[Data entries]
============

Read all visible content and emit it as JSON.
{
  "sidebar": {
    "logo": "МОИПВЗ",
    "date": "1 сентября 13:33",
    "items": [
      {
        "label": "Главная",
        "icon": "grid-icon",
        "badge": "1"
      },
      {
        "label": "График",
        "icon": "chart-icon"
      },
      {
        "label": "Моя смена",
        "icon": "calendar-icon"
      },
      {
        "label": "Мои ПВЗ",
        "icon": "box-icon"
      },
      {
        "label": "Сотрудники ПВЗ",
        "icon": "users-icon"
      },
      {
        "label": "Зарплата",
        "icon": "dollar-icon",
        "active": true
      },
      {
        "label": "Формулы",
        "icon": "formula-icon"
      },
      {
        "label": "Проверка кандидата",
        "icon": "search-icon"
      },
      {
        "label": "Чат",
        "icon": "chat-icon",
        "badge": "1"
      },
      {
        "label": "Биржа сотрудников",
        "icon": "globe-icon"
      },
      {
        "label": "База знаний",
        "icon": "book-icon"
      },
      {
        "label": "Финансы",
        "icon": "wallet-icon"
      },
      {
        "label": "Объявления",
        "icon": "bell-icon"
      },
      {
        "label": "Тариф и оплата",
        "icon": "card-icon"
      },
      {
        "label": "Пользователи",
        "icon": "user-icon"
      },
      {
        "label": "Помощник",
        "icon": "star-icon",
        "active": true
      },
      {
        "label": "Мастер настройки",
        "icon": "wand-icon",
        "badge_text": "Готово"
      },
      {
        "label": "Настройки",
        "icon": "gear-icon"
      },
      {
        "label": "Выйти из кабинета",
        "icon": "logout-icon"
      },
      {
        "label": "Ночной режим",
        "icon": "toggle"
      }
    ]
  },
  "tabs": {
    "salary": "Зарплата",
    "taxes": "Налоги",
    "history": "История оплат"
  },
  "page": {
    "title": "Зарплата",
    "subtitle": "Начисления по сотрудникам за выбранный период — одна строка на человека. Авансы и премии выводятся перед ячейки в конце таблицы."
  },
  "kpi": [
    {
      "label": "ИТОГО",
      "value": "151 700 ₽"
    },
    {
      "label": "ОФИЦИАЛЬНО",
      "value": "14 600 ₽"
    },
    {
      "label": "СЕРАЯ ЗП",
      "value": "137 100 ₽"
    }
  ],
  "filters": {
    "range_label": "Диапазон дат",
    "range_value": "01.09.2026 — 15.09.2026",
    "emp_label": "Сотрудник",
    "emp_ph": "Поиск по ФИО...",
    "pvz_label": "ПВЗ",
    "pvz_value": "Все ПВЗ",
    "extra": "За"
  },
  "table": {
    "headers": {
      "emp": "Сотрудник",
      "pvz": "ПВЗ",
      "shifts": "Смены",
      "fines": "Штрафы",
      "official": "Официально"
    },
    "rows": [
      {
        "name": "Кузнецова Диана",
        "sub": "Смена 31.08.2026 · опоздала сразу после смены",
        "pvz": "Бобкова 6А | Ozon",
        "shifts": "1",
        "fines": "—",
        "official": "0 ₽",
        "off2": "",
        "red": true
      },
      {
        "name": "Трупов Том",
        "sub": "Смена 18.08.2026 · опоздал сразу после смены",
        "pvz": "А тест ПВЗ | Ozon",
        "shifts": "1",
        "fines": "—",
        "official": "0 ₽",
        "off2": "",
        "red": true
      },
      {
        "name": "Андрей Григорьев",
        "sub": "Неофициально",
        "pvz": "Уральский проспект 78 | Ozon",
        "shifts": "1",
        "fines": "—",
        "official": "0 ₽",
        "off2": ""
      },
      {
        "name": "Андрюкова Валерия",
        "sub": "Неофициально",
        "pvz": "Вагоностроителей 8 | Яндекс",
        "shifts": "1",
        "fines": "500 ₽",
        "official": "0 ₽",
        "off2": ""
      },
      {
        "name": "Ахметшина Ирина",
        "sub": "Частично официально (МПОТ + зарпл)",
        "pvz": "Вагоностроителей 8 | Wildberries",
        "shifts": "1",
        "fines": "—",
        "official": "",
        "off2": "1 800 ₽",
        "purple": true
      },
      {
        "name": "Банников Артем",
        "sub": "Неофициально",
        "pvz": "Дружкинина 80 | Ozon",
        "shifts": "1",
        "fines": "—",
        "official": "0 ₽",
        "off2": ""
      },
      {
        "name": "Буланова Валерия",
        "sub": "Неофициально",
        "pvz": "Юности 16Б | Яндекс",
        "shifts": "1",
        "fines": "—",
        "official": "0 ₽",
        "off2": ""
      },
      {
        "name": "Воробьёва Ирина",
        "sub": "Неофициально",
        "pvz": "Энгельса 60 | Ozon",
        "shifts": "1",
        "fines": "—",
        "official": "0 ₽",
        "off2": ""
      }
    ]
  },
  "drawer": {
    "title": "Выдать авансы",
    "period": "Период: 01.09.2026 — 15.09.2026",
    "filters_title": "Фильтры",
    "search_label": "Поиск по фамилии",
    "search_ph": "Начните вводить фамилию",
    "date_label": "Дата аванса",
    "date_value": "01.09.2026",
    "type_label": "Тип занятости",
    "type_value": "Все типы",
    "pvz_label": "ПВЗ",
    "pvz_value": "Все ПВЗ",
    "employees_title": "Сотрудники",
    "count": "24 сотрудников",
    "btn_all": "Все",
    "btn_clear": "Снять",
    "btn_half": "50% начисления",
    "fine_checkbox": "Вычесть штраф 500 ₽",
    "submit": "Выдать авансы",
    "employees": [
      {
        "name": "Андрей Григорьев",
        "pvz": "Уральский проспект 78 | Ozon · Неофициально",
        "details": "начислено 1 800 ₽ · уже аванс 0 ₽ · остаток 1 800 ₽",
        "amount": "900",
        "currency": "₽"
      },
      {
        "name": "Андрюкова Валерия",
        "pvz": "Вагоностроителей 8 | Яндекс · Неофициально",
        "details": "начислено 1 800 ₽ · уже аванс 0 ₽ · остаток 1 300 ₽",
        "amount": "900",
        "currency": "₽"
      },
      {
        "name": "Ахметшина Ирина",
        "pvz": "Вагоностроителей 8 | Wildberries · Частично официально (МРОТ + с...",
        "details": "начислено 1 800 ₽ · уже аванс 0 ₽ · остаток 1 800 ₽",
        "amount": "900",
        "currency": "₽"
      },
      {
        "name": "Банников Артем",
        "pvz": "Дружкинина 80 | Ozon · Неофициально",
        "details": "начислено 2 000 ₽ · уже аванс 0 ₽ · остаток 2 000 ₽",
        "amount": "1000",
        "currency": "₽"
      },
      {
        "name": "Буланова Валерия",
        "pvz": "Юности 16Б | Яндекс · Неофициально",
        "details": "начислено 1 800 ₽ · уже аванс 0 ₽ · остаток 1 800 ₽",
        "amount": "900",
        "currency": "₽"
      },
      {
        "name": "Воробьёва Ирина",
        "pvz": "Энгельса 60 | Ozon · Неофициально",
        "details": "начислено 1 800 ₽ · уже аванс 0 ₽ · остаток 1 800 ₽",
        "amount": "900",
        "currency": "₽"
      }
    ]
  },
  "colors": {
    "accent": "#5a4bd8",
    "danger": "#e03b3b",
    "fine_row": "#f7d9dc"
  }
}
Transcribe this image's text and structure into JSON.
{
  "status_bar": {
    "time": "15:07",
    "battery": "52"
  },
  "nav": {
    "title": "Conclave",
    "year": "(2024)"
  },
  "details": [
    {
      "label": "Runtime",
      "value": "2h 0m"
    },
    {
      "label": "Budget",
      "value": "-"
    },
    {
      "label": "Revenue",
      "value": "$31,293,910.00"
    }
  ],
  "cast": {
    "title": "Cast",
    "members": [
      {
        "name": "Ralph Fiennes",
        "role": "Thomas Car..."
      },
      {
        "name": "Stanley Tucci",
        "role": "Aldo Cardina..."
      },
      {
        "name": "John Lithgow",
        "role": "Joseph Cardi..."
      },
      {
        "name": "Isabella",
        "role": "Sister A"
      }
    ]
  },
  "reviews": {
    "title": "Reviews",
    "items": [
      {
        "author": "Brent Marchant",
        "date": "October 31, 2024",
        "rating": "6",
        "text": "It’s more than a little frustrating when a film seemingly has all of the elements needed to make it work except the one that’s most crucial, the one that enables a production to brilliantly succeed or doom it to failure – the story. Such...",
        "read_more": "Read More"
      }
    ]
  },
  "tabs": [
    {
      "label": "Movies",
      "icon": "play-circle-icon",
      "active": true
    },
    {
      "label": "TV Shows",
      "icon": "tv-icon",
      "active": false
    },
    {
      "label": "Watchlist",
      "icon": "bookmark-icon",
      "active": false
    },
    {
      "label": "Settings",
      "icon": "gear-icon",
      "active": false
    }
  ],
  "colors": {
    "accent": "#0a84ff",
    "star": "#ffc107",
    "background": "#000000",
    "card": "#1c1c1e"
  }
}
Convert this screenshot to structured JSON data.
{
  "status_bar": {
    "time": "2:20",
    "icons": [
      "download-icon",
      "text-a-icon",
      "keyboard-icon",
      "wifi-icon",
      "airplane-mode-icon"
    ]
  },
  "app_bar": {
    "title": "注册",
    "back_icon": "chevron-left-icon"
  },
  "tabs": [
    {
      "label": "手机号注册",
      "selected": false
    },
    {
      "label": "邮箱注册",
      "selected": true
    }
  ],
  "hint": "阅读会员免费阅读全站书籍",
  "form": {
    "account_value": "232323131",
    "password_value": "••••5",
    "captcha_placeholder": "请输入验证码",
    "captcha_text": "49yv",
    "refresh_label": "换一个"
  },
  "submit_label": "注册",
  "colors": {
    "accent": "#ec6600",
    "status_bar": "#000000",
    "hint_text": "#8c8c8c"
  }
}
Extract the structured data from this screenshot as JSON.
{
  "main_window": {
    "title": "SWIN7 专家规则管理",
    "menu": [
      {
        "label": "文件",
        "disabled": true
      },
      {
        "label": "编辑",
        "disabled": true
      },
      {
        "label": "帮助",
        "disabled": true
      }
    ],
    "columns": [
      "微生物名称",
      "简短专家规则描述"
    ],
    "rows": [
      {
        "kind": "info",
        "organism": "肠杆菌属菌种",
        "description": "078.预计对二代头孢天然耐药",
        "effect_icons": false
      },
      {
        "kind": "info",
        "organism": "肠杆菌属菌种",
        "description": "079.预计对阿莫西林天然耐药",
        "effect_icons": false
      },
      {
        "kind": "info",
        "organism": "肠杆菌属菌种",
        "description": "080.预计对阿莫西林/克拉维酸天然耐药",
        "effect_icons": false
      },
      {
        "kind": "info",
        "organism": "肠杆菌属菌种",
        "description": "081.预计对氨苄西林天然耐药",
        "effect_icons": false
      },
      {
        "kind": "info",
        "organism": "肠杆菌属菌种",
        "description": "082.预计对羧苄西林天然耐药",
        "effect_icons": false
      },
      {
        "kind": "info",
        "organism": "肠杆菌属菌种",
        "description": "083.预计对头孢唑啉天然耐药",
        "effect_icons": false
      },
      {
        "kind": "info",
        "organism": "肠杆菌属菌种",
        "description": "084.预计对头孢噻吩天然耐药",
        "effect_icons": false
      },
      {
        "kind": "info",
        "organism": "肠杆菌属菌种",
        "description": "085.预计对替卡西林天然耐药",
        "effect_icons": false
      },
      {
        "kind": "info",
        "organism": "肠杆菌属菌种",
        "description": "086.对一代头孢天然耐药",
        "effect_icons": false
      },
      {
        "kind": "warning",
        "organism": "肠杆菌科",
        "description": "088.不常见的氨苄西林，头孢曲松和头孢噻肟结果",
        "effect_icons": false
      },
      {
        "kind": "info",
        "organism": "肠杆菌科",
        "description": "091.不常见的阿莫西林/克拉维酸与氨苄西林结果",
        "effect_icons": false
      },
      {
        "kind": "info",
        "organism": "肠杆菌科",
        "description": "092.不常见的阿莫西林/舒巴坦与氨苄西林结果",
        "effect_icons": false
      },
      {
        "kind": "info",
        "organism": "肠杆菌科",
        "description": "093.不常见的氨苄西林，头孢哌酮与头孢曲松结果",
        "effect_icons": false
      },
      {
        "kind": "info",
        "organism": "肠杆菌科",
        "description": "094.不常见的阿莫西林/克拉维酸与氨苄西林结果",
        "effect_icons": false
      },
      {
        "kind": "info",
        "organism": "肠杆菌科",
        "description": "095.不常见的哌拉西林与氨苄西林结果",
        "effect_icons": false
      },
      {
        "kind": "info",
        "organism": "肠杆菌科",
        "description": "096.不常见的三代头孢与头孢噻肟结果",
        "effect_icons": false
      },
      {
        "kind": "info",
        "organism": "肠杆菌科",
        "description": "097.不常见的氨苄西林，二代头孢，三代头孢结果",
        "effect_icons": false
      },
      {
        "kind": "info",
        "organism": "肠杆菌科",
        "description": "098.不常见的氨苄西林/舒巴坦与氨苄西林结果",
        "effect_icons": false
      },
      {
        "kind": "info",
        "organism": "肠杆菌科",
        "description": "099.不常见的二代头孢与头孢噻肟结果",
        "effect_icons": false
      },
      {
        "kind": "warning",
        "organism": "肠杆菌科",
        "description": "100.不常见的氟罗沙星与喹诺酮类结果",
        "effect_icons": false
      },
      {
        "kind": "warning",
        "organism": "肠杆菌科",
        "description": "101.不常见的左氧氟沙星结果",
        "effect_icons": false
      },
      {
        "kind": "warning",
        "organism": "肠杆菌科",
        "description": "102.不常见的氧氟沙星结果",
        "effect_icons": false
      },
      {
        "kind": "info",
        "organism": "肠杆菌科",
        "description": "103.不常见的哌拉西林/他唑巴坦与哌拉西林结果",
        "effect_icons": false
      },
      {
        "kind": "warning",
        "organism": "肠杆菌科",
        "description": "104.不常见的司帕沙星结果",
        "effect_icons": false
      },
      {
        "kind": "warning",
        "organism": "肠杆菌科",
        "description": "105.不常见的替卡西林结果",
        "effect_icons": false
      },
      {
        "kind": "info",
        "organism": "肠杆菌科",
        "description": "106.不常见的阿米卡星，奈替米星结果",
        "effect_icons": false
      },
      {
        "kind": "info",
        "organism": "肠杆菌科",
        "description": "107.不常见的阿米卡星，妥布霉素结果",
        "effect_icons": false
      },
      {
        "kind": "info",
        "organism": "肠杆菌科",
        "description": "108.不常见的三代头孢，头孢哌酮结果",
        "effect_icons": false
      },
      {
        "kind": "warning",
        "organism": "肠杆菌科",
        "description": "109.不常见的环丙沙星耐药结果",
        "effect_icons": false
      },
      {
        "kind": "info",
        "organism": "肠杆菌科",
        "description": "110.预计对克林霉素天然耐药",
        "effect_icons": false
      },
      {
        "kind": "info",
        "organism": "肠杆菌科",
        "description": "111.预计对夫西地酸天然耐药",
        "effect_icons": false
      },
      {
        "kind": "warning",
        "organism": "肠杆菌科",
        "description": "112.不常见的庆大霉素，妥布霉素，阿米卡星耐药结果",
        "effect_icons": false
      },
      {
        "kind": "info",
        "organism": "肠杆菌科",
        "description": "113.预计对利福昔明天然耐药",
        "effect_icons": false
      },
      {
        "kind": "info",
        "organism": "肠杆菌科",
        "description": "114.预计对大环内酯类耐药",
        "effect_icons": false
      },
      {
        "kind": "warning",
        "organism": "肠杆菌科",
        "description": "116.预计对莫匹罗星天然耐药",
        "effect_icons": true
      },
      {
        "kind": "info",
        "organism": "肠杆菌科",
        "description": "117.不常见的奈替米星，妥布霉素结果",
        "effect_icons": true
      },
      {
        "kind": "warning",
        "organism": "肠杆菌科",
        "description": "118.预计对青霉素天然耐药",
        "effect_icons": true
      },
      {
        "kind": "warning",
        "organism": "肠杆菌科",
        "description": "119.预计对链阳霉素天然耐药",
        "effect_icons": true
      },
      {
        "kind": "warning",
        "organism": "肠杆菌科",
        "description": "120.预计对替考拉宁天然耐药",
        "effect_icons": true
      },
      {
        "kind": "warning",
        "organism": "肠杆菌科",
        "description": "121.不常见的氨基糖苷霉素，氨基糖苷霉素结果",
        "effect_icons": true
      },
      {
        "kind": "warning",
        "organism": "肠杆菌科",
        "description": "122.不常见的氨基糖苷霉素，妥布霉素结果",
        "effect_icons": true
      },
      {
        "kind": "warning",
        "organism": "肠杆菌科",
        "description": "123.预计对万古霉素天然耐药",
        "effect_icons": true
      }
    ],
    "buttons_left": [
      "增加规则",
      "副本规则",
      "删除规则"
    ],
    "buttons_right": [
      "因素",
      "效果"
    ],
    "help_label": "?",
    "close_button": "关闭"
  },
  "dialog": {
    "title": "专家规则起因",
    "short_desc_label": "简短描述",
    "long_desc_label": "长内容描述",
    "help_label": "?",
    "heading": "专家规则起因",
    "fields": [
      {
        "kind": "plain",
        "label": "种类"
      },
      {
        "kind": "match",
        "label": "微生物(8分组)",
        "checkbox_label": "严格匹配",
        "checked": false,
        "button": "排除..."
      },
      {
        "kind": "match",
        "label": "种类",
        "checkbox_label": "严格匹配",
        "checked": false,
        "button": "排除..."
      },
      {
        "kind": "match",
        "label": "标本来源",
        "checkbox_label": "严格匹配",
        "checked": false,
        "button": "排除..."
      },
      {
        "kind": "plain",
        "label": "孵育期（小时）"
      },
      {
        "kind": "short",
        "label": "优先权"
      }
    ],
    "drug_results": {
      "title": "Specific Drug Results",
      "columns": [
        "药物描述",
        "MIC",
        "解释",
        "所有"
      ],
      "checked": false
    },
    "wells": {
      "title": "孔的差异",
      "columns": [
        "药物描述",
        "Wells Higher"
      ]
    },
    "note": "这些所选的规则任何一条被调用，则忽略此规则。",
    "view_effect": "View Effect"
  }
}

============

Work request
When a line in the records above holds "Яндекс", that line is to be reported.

Solved problem
        "pvz": "Вагоностроителей 8 | Яндекс",
        "pvz": "Юности 16Б | Яндекс",
        "pvz": "Вагоностроителей 8 | Яндекс · Неофициально",
        "pvz": "Юности 16Б | Яндекс · Неофициально",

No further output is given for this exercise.